Respectfully, your obedient servant,

RO. OULD,

Agent of Exchange.

OFFICE COMMISSARY-GENERAL OF PRISONERS,

Washington, D. C., August 6, 1863.

Brigadier General J. H. MARTINDALE,

Military Governor, Washington, D. C.:

GENERAL: I have just learned that General Marston is prepared to receive prisoners of war at the camp just established at Point Lookout and I have therefore to request that instead of sending 300 enlisted prisoners of war from the Old Capitol to Fort McHenry, as requested in my of yesterday, you will send 500 to Point Lookout.

Very respectfully, your obedient servant,

W. HOFFMAN,

Colonel Third Infantry and Commissary-General of Prisoners.

CINCINNATI GAZETTE ROOMS,

Washington, August 6, 1863.

Colonel HOFFMAN, Commissary-General of Prisoners:

SIR: On the evening of the 3rd of May, 1863, three newspaper correspondents, Messrs. A. D. Richardson and Junius H. Browne of the New York Tribune, and Richard T. Colburn of the New York World, were taken prisoners at Vicksburg while attempting to run the blockade on a small tug-boat to join our forces below. They were taken to Richmond and thrown into Libbly Prison. In a few days Mr. Colburn was released, while Messrs.

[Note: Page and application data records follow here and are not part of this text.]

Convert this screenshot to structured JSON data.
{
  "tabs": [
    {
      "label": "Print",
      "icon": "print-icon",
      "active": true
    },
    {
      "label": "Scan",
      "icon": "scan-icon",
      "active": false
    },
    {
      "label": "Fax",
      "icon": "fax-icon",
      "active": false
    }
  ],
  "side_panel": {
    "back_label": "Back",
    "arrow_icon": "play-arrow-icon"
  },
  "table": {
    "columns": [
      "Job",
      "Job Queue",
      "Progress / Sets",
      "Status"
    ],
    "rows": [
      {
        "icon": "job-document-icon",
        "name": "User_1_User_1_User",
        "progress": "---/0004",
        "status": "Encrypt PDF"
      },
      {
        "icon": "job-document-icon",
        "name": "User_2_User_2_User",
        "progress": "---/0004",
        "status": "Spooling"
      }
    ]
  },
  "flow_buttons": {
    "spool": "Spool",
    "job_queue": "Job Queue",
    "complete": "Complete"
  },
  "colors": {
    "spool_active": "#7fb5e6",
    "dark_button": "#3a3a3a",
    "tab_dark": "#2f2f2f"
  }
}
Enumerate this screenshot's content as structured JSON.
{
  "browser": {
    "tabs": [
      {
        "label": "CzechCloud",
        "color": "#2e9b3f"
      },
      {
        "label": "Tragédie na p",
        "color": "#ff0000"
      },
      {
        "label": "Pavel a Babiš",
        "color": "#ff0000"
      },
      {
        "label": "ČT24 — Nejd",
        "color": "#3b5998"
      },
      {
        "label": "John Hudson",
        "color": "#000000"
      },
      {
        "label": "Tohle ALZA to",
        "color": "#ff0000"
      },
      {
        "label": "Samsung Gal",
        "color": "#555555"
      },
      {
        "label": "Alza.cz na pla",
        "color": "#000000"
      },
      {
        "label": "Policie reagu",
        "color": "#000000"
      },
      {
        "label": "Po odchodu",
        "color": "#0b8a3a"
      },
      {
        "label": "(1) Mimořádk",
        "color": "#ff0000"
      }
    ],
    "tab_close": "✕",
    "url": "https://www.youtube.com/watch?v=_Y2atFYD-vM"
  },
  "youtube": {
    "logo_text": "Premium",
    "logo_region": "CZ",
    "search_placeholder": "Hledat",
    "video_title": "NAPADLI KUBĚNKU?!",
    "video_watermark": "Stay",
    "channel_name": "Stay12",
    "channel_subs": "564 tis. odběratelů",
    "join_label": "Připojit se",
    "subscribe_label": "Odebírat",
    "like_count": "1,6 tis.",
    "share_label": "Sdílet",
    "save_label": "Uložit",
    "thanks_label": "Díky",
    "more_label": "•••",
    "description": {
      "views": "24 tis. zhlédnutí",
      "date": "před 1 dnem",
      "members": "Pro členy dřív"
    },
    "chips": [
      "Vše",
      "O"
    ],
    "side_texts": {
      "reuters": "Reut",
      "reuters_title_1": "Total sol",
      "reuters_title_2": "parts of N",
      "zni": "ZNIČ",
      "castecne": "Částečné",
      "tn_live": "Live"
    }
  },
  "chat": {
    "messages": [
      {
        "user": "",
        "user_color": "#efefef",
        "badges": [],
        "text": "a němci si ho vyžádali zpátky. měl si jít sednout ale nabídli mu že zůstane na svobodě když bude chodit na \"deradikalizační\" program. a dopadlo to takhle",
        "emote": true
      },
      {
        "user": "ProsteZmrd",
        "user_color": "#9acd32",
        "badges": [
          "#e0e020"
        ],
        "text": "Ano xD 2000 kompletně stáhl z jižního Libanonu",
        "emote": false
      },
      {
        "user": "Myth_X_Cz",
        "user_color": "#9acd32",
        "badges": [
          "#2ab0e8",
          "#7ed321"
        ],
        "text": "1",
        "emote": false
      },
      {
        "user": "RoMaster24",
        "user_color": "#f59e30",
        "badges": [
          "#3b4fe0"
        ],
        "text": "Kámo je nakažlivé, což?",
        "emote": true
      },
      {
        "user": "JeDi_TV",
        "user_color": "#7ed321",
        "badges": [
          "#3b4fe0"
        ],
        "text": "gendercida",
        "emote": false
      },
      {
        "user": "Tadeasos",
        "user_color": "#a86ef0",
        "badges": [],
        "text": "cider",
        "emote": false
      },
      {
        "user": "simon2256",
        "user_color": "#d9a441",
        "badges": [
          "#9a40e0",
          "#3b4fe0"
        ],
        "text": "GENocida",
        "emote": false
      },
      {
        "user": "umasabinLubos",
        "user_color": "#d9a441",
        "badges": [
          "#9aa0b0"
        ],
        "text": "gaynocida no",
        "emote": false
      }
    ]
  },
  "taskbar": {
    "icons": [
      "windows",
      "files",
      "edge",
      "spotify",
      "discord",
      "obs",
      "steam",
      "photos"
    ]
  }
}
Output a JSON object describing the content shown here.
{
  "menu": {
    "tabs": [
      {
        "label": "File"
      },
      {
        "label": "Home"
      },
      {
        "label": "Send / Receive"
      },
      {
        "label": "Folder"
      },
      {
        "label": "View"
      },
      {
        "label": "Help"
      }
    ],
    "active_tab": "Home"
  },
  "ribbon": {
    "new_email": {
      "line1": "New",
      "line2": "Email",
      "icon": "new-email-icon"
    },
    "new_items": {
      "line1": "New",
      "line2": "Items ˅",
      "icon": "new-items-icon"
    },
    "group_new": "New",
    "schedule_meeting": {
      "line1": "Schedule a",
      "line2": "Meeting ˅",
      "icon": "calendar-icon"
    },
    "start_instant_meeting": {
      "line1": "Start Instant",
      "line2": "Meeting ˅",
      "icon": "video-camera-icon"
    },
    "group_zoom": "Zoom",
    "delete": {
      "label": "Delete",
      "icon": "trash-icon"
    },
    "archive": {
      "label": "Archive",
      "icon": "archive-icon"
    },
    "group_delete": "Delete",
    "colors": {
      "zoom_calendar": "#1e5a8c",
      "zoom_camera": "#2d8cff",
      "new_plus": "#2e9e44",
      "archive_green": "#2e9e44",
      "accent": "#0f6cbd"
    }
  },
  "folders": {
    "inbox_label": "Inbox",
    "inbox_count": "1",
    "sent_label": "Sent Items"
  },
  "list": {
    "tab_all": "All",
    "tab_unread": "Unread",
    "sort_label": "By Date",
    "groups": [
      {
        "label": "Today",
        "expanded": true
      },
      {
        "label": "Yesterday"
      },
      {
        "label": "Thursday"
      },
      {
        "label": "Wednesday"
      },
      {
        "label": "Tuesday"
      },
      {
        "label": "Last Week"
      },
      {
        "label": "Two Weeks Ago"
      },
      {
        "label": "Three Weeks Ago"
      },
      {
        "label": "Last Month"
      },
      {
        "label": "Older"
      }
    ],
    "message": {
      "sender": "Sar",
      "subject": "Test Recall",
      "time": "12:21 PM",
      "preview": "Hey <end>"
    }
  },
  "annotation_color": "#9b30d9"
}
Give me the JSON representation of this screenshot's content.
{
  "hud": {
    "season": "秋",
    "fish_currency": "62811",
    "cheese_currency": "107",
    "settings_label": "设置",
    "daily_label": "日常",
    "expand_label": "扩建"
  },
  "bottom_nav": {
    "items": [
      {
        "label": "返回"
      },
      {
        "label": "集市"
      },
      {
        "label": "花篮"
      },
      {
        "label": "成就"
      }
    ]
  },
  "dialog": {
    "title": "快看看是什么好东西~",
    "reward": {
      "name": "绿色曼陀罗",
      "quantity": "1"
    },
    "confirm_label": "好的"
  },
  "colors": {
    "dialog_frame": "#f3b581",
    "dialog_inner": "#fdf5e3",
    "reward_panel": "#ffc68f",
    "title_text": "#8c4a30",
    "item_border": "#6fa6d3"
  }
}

Richardson and Brown were retained and have ever since been kept confined notwithstanding all efforts to secure their release or exchange. Late letters represent Mr. Browne (whose health has always been precarious) as being very ill and not likely to survive a much longer confinement. Both the gentlemen were formerly citizens of Cincinnati (and Mr. Browne still is) and a special interest is therefore felt in having every means possible exhausted to procure their release. Cannot some specific retaliatory measure be adopted under the President's recent proclamation to secure the exchange or release of these gentlemen, or if that be deemed inexpedient is there not some further step in their behalf the Government can take?

I have the honor, colonel, to remain, very respectfully, your obedient servant,

WHITELAW REID.

[First indorsement.]

Colonel HOFFMAN, Commissary-General of Prisoners:

DEAR COLONEL: I desire to join in Mr. Reid's request and earnestly hope you may be able to make an early exchange of his friends, Richmond and Browne.

Truly, yours,

W. DENMAN.